WHAT TO WORK ON:
Starting at the top line and ending at the last, restate the records exactly.

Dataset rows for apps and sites
◆ ◆ ◆

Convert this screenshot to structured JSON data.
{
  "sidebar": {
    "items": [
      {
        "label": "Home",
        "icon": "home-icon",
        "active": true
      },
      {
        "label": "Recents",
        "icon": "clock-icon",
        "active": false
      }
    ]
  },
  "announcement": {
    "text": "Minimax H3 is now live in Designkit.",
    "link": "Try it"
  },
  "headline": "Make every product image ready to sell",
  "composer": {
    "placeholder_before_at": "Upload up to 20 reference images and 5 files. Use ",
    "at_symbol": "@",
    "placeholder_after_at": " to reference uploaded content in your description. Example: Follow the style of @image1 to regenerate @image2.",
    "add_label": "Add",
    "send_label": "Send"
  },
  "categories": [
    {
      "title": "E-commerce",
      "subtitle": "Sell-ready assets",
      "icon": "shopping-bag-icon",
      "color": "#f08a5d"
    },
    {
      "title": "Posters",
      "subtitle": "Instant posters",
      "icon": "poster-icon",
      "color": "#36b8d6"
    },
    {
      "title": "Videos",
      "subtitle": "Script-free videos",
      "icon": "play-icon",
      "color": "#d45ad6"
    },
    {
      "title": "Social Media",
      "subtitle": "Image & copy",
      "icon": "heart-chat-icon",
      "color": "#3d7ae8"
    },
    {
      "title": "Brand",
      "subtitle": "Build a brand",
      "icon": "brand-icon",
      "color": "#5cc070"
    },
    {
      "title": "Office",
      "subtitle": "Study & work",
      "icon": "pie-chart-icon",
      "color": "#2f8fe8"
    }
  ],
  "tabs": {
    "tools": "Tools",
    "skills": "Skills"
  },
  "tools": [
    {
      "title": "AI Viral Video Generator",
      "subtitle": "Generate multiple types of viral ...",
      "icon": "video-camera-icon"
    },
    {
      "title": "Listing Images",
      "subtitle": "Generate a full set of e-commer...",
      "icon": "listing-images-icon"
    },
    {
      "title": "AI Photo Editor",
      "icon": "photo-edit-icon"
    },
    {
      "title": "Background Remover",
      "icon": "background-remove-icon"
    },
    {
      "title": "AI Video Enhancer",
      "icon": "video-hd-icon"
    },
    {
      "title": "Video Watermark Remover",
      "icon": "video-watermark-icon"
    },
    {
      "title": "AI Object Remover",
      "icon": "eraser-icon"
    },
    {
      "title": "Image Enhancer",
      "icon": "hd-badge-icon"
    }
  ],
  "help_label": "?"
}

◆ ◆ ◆

REPLY TO THE EXERCISE:
Convert this screenshot to structured JSON data.
{
  "sidebar": {
    "items": [
      {
        "label": "Home",
        "icon": "home-icon",
        "active": true
      },
      {
        "label": "Recents",
        "icon": "clock-icon",
        "active": false
      }
    ]
  },
  "announcement": {
    "text": "Minimax H3 is now live in Designkit.",
    "link": "Try it"
  },
  "headline": "Make every product image ready to sell",
  "composer": {
    "placeholder_before_at": "Upload up to 20 reference images and 5 files. Use ",
    "at_symbol": "@",
    "placeholder_after_at": " to reference uploaded content in your description. Example: Follow the style of @image1 to regenerate @image2.",
    "add_label": "Add",
    "send_label": "Send"
  },
  "categories": [
    {
      "title": "E-commerce",
      "subtitle": "Sell-ready assets",
      "icon": "shopping-bag-icon",
      "color": "#f08a5d"
    },
    {
      "title": "Posters",
      "subtitle": "Instant posters",
      "icon": "poster-icon",
      "color": "#36b8d6"
    },
    {
      "title": "Videos",
      "subtitle": "Script-free videos",
      "icon": "play-icon",
      "color": "#d45ad6"
    },
    {
      "title": "Social Media",
      "subtitle": "Image & copy",
      "icon": "heart-chat-icon",
      "color": "#3d7ae8"
    },
    {
      "title": "Brand",
      "subtitle": "Build a brand",
      "icon": "brand-icon",
      "color": "#5cc070"
    },
    {
      "title": "Office",
      "subtitle": "Study & work",
      "icon": "pie-chart-icon",
      "color": "#2f8fe8"
    }
  ],
  "tabs": {
    "tools": "Tools",
    "skills": "Skills"
  },
  "tools": [
    {
      "title": "AI Viral Video Generator",
      "subtitle": "Generate multiple types of viral ...",
      "icon": "video-camera-icon"
    },
    {
      "title": "Listing Images",
      "subtitle": "Generate a full set of e-commer...",
      "icon": "listing-images-icon"
    },
    {
      "title": "AI Photo Editor",
      "icon": "photo-edit-icon"
    },
    {
      "title": "Background Remover",
      "icon": "background-remove-icon"
    },
    {
      "title": "AI Video Enhancer",
      "icon": "video-hd-icon"
    },
    {
      "title": "Video Watermark Remover",
      "icon": "video-watermark-icon"
    },
    {
      "title": "AI Object Remover",
      "icon": "eraser-icon"
    },
    {
      "title": "Image Enhancer",
      "icon": "hd-badge-icon"
    }
  ],
  "help_label": "?"
}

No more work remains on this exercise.